Exercise: This task calls for copying each line below that contains "Management".

Provided information:

▬▬▬▬▬▬▬▬▬▬

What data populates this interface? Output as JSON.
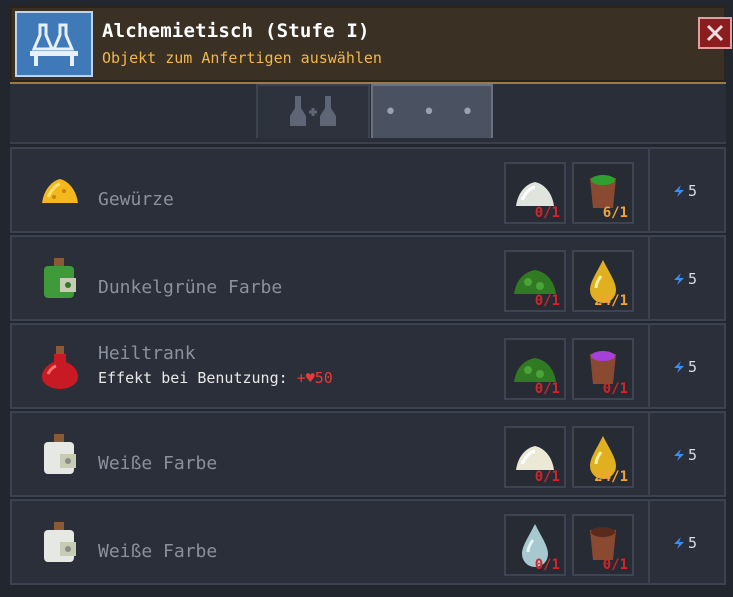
{
  "header": {
    "title": "Alchemietisch (Stufe I)",
    "subtitle": "Objekt zum Anfertigen auswählen",
    "icon": "alchemy-table-icon",
    "close_icon": "close-icon"
  },
  "tabs": [
    {
      "icon": "flasks-icon",
      "active": false
    },
    {
      "label": "• • •",
      "active": true
    }
  ],
  "recipes": [
    {
      "name": "Gewürze",
      "icon": "spice-pile-icon",
      "ingredients": [
        {
          "icon": "salt-pile-icon",
          "count": "0/1",
          "status": "missing"
        },
        {
          "icon": "green-pot-icon",
          "count": "6/1",
          "status": "ok"
        }
      ],
      "energy": "5"
    },
    {
      "name": "Dunkelgrüne Farbe",
      "icon": "green-dye-bottle-icon",
      "ingredients": [
        {
          "icon": "green-leaves-icon",
          "count": "0/1",
          "status": "missing"
        },
        {
          "icon": "oil-drop-icon",
          "count": "24/1",
          "status": "ok"
        }
      ],
      "energy": "5"
    },
    {
      "name": "Heiltrank",
      "icon": "healing-potion-icon",
      "effect_label": "Effekt bei Benutzung:",
      "effect_value": "+♥50",
      "ingredients": [
        {
          "icon": "green-leaves-icon",
          "count": "0/1",
          "status": "missing"
        },
        {
          "icon": "purple-pot-icon",
          "count": "0/1",
          "status": "missing"
        }
      ],
      "energy": "5"
    },
    {
      "name": "Weiße Farbe",
      "icon": "white-dye-bottle-icon",
      "ingredients": [
        {
          "icon": "white-powder-icon",
          "count": "0/1",
          "status": "missing"
        },
        {
          "icon": "oil-drop-icon",
          "count": "24/1",
          "status": "ok"
        }
      ],
      "energy": "5"
    },
    {
      "name": "Weiße Farbe",
      "icon": "white-dye-bottle-icon",
      "ingredients": [
        {
          "icon": "water-drop-icon",
          "count": "0/1",
          "status": "missing"
        },
        {
          "icon": "brown-pot-icon",
          "count": "0/1",
          "status": "missing"
        }
      ],
      "energy": "5"
    }
  ],
  "colors": {
    "title_bar": "#3a3024",
    "subtitle": "#f2b84a",
    "missing": "#d4232a",
    "available": "#f0a43a",
    "energy_bolt": "#3a8cf0"
  }
}
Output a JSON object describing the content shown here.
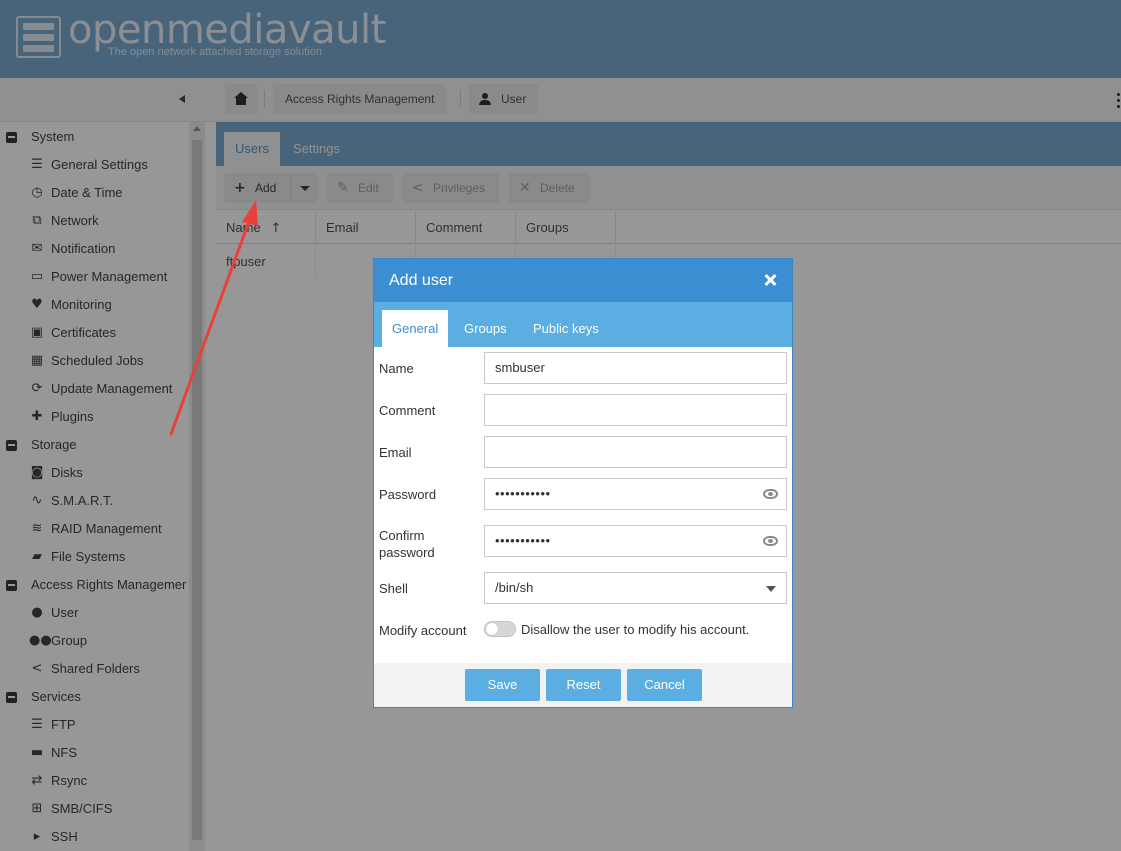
{
  "app": {
    "brand": "openmediavault",
    "tagline": "The open network attached storage solution"
  },
  "breadcrumb": {
    "home_icon": "home-icon",
    "items": [
      "Access Rights Management",
      "User"
    ]
  },
  "sidebar": {
    "groups": [
      {
        "label": "System",
        "items": [
          {
            "label": "General Settings",
            "icon": "sliders-icon"
          },
          {
            "label": "Date & Time",
            "icon": "clock-icon"
          },
          {
            "label": "Network",
            "icon": "network-icon"
          },
          {
            "label": "Notification",
            "icon": "envelope-icon"
          },
          {
            "label": "Power Management",
            "icon": "battery-icon"
          },
          {
            "label": "Monitoring",
            "icon": "heartbeat-icon"
          },
          {
            "label": "Certificates",
            "icon": "certificate-icon"
          },
          {
            "label": "Scheduled Jobs",
            "icon": "calendar-clock-icon"
          },
          {
            "label": "Update Management",
            "icon": "refresh-icon"
          },
          {
            "label": "Plugins",
            "icon": "puzzle-icon"
          }
        ]
      },
      {
        "label": "Storage",
        "items": [
          {
            "label": "Disks",
            "icon": "disk-icon"
          },
          {
            "label": "S.M.A.R.T.",
            "icon": "pulse-icon"
          },
          {
            "label": "RAID Management",
            "icon": "database-icon"
          },
          {
            "label": "File Systems",
            "icon": "folders-icon"
          }
        ]
      },
      {
        "label": "Access Rights Managemer",
        "items": [
          {
            "label": "User",
            "icon": "user-icon"
          },
          {
            "label": "Group",
            "icon": "users-icon"
          },
          {
            "label": "Shared Folders",
            "icon": "share-icon"
          }
        ]
      },
      {
        "label": "Services",
        "items": [
          {
            "label": "FTP",
            "icon": "server-icon"
          },
          {
            "label": "NFS",
            "icon": "desktop-icon"
          },
          {
            "label": "Rsync",
            "icon": "sync-icon"
          },
          {
            "label": "SMB/CIFS",
            "icon": "windows-icon"
          },
          {
            "label": "SSH",
            "icon": "terminal-icon"
          }
        ]
      }
    ]
  },
  "page_tabs": [
    "Users",
    "Settings"
  ],
  "toolbar": {
    "add": "Add",
    "edit": "Edit",
    "privileges": "Privileges",
    "delete": "Delete"
  },
  "table": {
    "columns": [
      "Name",
      "Email",
      "Comment",
      "Groups"
    ],
    "rows": [
      [
        "ftpuser",
        "",
        "",
        ""
      ]
    ]
  },
  "dialog": {
    "title": "Add user",
    "tabs": [
      "General",
      "Groups",
      "Public keys"
    ],
    "fields": {
      "name_label": "Name",
      "name_value": "smbuser",
      "comment_label": "Comment",
      "comment_value": "",
      "email_label": "Email",
      "email_value": "",
      "password_label": "Password",
      "password_value": "•••••••••••",
      "confirm_label_1": "Confirm",
      "confirm_label_2": "password",
      "confirm_value": "•••••••••••",
      "shell_label": "Shell",
      "shell_value": "/bin/sh",
      "modify_label": "Modify account",
      "modify_text": "Disallow the user to modify his account.",
      "modify_checked": false
    },
    "buttons": {
      "save": "Save",
      "reset": "Reset",
      "cancel": "Cancel"
    }
  },
  "colors": {
    "header": "#6fa3cc",
    "dialog_header": "#3b8ed2",
    "accent": "#5aaee2",
    "annotation_arrow": "#e8413c"
  }
}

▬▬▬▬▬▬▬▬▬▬

Task answer:
      "Access Rights Management",
            "label": "Power Management",
            "label": "Update Management",
            "label": "RAID Management",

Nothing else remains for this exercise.